Because levels of disability vary, and because many people fail to recognize that, it’s important to include a list of daily activities. The ability to contribute to family life builds self-esteem, so if your child can help with the dishes, put it in the memorandum. If he or she loves to clear the table, mention that. If folding clothes frustrates him or her, it’s important that future caretakers have this information up front.
Does your adult child have a job? Does he or she want one? What type of work can he or she be successful at? Is college an option? How did you plan to pay for it? These are all questions that emerge eventually in the life of a person with special needs, and although you certainly plan to be there to help answer them, it’s important that you address them beforehand, for your child’s sake.
Income Tax Issues for Special Needs Trusts
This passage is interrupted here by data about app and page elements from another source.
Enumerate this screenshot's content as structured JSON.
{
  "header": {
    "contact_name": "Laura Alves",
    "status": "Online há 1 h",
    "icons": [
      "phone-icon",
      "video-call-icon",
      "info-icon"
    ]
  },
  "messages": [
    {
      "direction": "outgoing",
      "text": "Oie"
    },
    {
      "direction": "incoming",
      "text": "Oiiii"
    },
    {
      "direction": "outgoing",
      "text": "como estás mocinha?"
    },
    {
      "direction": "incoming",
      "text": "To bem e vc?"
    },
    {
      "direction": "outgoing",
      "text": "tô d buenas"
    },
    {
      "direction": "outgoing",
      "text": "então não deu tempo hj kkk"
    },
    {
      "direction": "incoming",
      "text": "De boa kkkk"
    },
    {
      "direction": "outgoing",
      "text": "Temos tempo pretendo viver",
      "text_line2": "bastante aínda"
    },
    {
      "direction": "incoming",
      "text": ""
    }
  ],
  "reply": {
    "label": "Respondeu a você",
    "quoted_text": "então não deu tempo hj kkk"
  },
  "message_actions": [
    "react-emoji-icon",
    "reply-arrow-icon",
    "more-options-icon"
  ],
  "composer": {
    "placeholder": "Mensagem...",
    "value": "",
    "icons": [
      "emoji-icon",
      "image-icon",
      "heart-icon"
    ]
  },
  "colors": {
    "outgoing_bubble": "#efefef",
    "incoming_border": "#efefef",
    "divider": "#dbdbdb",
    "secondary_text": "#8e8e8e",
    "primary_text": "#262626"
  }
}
Regardless of who serves as the Settlor of a (d)(4)(A) SNT, the IRS considers it to be a “grantor trust” with respect to the Beneficiary for income tax purposes if neither the Trustee no any other person is an “adverse party” who must consent to distributions for the Beneficiary. See I.R.C. Section 677. If a (d)(4)(A) SNT is a “grantor trust,” then all income, deductions and credits with respect to the assets of the SNT are reported by the Beneficiary under his Social Security Number on his individual Income Tax Returns, regardless of whether the income or gains are actually distributed to, or for the benefit of, the Beneficiary. See I.R.C. Section 67l. The Trustee of a (d)(4)(A) SNT that is treated as a “grantor trust” may nevertheless obtain a separate Federal Employer Identification Number for the SNT, and file an “informational” Income Tax Return for the SNT on IRS Form 1041, indicating that the income, gains, deductions and credits of the SNT will be fully reported by the Beneficiary on his Form 1040.
If a (d)(4)(A) SNT is not taxed as a “grantor trust,” it is taxed as a “complex trust” under I.R.C. Section 641. The Beneficiary of a (d)(4)(A) SNT is often in a lower tax bracket than an irrevocable non-grantor trust. In 2013, a single person reaches the 39.6% bracket at $398,351, while an irrevocable non-grantor trust reaches the 39.6% bracket at $11,950. Furthermore, a (d)(4)(A) SNT that is not a “grantor trust” may also qualify as a “qualified disability trust” under I.R.C. Section 642(b)(2)(ii), and be entitled to a deduction equal to the exemption that a single taxpayer could claim under I.R.C. Section 151(d).
Gift Tax Issues for Special Needs Trusts
If a self-settled (“first-party”) SNT provides that the Beneficiary shall have a testamentary power of appointment over the property remaining in the SNT at his death (and after the Medicaid “pay-back” is satisfied), then funding an irrevocable SNT with the Beneficiary’s assets does not result in a completed gift for federal gift tax purposes. See Treas. Reg. Section 25.2511-2(C). Even if the Beneficiary is not capable of exercising the power of appointment, the mere possession of the power is sufficient to preclude a completed gift upon funding. If the funding transfer to a self-settled SNT is deemed to be a completed gift to the remainder beneficiaries for purposes of the federal gift tax under I.R.C. Section 2501, the Beneficiary may shelter a portion or the entire gift amount by applying his federal lifetime gift tax exclusion. See I.R.C. Section 2505(a)(1).
Gifts to a third-party SNT generally will not (and should not) qualify as a “present interest” with respect to the Beneficiary under I.R.C. Section 2503(b).